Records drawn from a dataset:

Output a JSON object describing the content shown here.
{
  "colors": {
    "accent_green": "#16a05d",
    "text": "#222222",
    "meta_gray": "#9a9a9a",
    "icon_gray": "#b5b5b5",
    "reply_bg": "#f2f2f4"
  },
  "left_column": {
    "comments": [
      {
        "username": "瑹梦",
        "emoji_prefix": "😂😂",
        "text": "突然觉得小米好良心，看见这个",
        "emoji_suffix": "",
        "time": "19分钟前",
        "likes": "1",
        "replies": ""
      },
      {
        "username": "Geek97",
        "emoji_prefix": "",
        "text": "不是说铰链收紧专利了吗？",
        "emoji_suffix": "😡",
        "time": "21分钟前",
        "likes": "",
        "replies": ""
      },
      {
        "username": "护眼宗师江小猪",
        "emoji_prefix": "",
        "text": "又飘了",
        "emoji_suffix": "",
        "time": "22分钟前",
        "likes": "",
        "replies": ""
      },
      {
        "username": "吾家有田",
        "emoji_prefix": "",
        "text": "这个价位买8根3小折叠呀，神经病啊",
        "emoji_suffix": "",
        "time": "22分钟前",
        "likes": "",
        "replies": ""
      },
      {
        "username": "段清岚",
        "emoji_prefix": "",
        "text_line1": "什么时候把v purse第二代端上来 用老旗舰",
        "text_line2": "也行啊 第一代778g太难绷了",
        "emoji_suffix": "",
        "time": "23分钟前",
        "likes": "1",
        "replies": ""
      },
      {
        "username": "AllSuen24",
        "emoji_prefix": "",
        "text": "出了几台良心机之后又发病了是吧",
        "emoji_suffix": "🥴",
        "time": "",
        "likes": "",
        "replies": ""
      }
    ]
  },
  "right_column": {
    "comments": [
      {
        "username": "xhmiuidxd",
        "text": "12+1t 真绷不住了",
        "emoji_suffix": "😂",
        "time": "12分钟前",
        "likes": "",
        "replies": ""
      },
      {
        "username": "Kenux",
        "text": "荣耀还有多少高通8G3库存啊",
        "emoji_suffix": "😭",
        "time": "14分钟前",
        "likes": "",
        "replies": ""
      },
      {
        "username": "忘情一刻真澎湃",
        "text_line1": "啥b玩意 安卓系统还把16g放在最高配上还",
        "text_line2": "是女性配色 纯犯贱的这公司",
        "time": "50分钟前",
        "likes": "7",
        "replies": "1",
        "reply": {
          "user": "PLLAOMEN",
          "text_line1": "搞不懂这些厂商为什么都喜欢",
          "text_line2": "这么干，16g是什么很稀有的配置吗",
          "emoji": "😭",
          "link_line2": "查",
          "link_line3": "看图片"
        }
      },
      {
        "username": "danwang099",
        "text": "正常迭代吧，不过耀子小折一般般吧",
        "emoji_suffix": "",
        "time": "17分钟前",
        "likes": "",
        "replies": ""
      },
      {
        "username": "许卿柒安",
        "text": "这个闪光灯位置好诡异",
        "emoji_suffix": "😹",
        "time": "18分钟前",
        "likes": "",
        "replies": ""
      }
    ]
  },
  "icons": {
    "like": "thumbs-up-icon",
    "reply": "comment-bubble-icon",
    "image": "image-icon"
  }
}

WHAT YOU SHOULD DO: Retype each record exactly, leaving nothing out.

SOLUTION TO THIS TASK:
Output a JSON object describing the content shown here.
{
  "colors": {
    "accent_green": "#16a05d",
    "text": "#222222",
    "meta_gray": "#9a9a9a",
    "icon_gray": "#b5b5b5",
    "reply_bg": "#f2f2f4"
  },
  "left_column": {
    "comments": [
      {
        "username": "瑹梦",
        "emoji_prefix": "😂😂",
        "text": "突然觉得小米好良心，看见这个",
        "emoji_suffix": "",
        "time": "19分钟前",
        "likes": "1",
        "replies": ""
      },
      {
        "username": "Geek97",
        "emoji_prefix": "",
        "text": "不是说铰链收紧专利了吗？",
        "emoji_suffix": "😡",
        "time": "21分钟前",
        "likes": "",
        "replies": ""
      },
      {
        "username": "护眼宗师江小猪",
        "emoji_prefix": "",
        "text": "又飘了",
        "emoji_suffix": "",
        "time": "22分钟前",
        "likes": "",
        "replies": ""
      },
      {
        "username": "吾家有田",
        "emoji_prefix": "",
        "text": "这个价位买8根3小折叠呀，神经病啊",
        "emoji_suffix": "",
        "time": "22分钟前",
        "likes": "",
        "replies": ""
      },
      {
        "username": "段清岚",
        "emoji_prefix": "",
        "text_line1": "什么时候把v purse第二代端上来 用老旗舰",
        "text_line2": "也行啊 第一代778g太难绷了",
        "emoji_suffix": "",
        "time": "23分钟前",
        "likes": "1",
        "replies": ""
      },
      {
        "username": "AllSuen24",
        "emoji_prefix": "",
        "text": "出了几台良心机之后又发病了是吧",
        "emoji_suffix": "🥴",
        "time": "",
        "likes": "",
        "replies": ""
      }
    ]
  },
  "right_column": {
    "comments": [
      {
        "username": "xhmiuidxd",
        "text": "12+1t 真绷不住了",
        "emoji_suffix": "😂",
        "time": "12分钟前",
        "likes": "",
        "replies": ""
      },
      {
        "username": "Kenux",
        "text": "荣耀还有多少高通8G3库存啊",
        "emoji_suffix": "😭",
        "time": "14分钟前",
        "likes": "",
        "replies": ""
      },
      {
        "username": "忘情一刻真澎湃",
        "text_line1": "啥b玩意 安卓系统还把16g放在最高配上还",
        "text_line2": "是女性配色 纯犯贱的这公司",
        "time": "50分钟前",
        "likes": "7",
        "replies": "1",
        "reply": {
          "user": "PLLAOMEN",
          "text_line1": "搞不懂这些厂商为什么都喜欢",
          "text_line2": "这么干，16g是什么很稀有的配置吗",
          "emoji": "😭",
          "link_line2": "查",
          "link_line3": "看图片"
        }
      },
      {
        "username": "danwang099",
        "text": "正常迭代吧，不过耀子小折一般般吧",
        "emoji_suffix": "",
        "time": "17分钟前",
        "likes": "",
        "replies": ""
      },
      {
        "username": "许卿柒安",
        "text": "这个闪光灯位置好诡异",
        "emoji_suffix": "😹",
        "time": "18分钟前",
        "likes": "",
        "replies": ""
      }
    ]
  },
  "icons": {
    "like": "thumbs-up-icon",
    "reply": "comment-bubble-icon",
    "image": "image-icon"
  }
}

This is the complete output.